Iranian Diplomacy | Javid Ghorban Oghli: Speculations have it that Donald Trump will announce Iran’s failure to comply with the spirit of the nuclear deal on October 12. Anticipating US withdrawal in an interview conducted last week in New York, Iran’s Foreign Minister Javad Zarif said Iran has it own options, including walking away from the deal. In recent days, The Washington Post has also quoted US officials, saying Trump would refuse to endorse Iran’s compliance with the JCPOA, leaving it for the Congress to decide.
Trump justifies the decision with Iran’s alleged destabilizing measures in the region, its missile program, and the nuclear deal being against the national interests of the US. Considering Trump’s personality traits and his ambiguous remarks in recent years, the announcement seems to be imminent. It is also not very difficult to predict the Congress decision on the nuclear deal, given the Republican majority in the legislative body. Congress is expected to impose new sanctions against Iran.
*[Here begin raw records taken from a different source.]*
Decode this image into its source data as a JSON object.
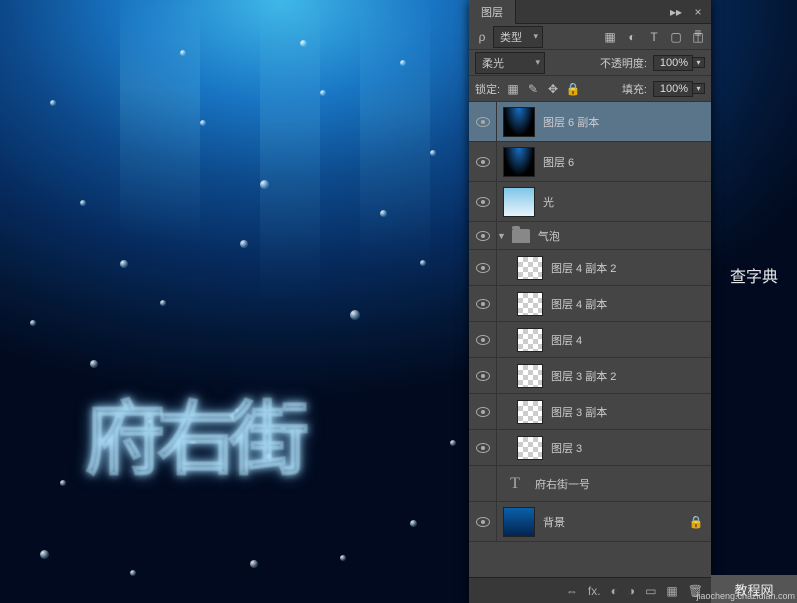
{
  "canvas": {
    "bubble_text": "府右街"
  },
  "panel": {
    "title": "图层",
    "menu_icon": "≡",
    "collapse_icon": "▸▸",
    "close_icon": "×",
    "filter": {
      "label": "ρ",
      "kind_label": "类型"
    },
    "blend": {
      "mode": "柔光",
      "opacity_label": "不透明度:",
      "opacity_value": "100%"
    },
    "lock": {
      "label": "锁定:",
      "fill_label": "填充:",
      "fill_value": "100%"
    },
    "layers": [
      {
        "name": "图层 6 副本",
        "thumb": "dark",
        "selected": true,
        "visible": true
      },
      {
        "name": "图层 6",
        "thumb": "dark",
        "visible": true
      },
      {
        "name": "光",
        "thumb": "light",
        "visible": true
      },
      {
        "name": "气泡",
        "group": true,
        "expanded": true,
        "visible": true
      },
      {
        "name": "图层 4 副本 2",
        "thumb": "check",
        "indent": 1,
        "visible": true
      },
      {
        "name": "图层 4 副本",
        "thumb": "check",
        "indent": 1,
        "visible": true
      },
      {
        "name": "图层 4",
        "thumb": "check",
        "indent": 1,
        "visible": true
      },
      {
        "name": "图层 3 副本 2",
        "thumb": "check",
        "indent": 1,
        "visible": true
      },
      {
        "name": "图层 3 副本",
        "thumb": "check",
        "indent": 1,
        "visible": true
      },
      {
        "name": "图层 3",
        "thumb": "check",
        "indent": 1,
        "visible": true
      },
      {
        "name": "府右街一号",
        "type": "text",
        "visible": false
      },
      {
        "name": "背景",
        "thumb": "bg",
        "visible": true,
        "locked": true
      }
    ],
    "footer_icons": {
      "link": "⇔",
      "fx": "fx.",
      "mask": "◐",
      "adjust": "◑",
      "folder": "▭",
      "new": "▦",
      "trash": "🗑"
    }
  },
  "watermarks": {
    "side": "查字典",
    "bottom": "教程网",
    "url": "jiaocheng.chazidian.com"
  }
}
Obviously, that is a breach of the agreement, meaning the US has withdrawn from the JCPOA.
What should Iran’s reaction be? The first and foremost argument for Iran, justifiable and acceptable with the P5+1 group and other countries in the world, would be the statement that the nuclear deal is not a bilateral but international and multilateral agreement signed by four permanent members of the UN Security Council, other than the US, and Germany. Moreover, the deal has been endorsed by the United Nations. According to the letter of the deal and the provisions of the UNSC Resolution 2231, United States’ violation of the deal on the pretext of Iran’s missile program cannot be accepted by the international community.
Beside global opposition vis-à-vis US’ unilateral measures, the International Atomic Energy Agency has confirmed Iran’s compliance to all provisions of the JCPOA in eight reports since the implementation of the deal. From this perspective, Iran has a firm foothold in the international scene.
Inside Iran, there are two approaches regarding Iran’s response to the United States’ potential breach of the deal. One side believes Iran should demonstrate a harsh response and quickly resume its nuclear program. The group, probably those so-called solicitous opponents of the nuclear talks, say they knew the US was untrustworthy from day one and we should resume the nuclear program with full force, trying to return to our status before the deal. The other group is on the belief that Iran should exercise patience in the face of all US measures and mobilize the world against US’ unilateral measures through active diplomacy.
Trump’s hard stance has isolated the US in the issue. Unlike the pre-deal era when the whole world was united against Iran, the world is now united against the United States, particularly so because Trump’s measures regarding other international agreements has sparked international opposition. It seems that Tehran has reached the conclusion to abstain from measures that raise suspicion on Iran’s violation of the deal. In doing so, even rhetoric of threat and saying Iran could return to the pre-deal situation is not in the interest of Iran because these could justify Trump’s anti-deal decision, giving them wider bargaining space with the other signatories of the deal and the international community. Even Iran’s rationale of not returning to the table over the nuclear agreement has been welcome by world actors and the US has failed to find company in its position. Therefore, Iran should emphasize that it remains faithful to the commitment it has signed, leaving it for other signatories to make a decision about the United States’ breach.
This would impress the world’s public opinion, attributing the consequences of Iran’s potential response to the White House and Congress. The recent stance adopted by the Trump administration is driven by rage and absolutely in Iran’s interest. Unlike the past, when Iran was under international diplomatic pressure, the US is now standing with an unacceptable position against the international community, putting world peace and security at risk with its return to militarism. Therefore, time is ripe for Iran’s active diplomacy in the international scene. A final point is that in case of US withdrawal, the domestic opponents of the deal should bow their head before the Iranian negotiators and express remorse rather than take delight because Trump has repeatedly called the deal against US’ national interests and an embarrassment to the country. The confession proves that Iran has taken the right path.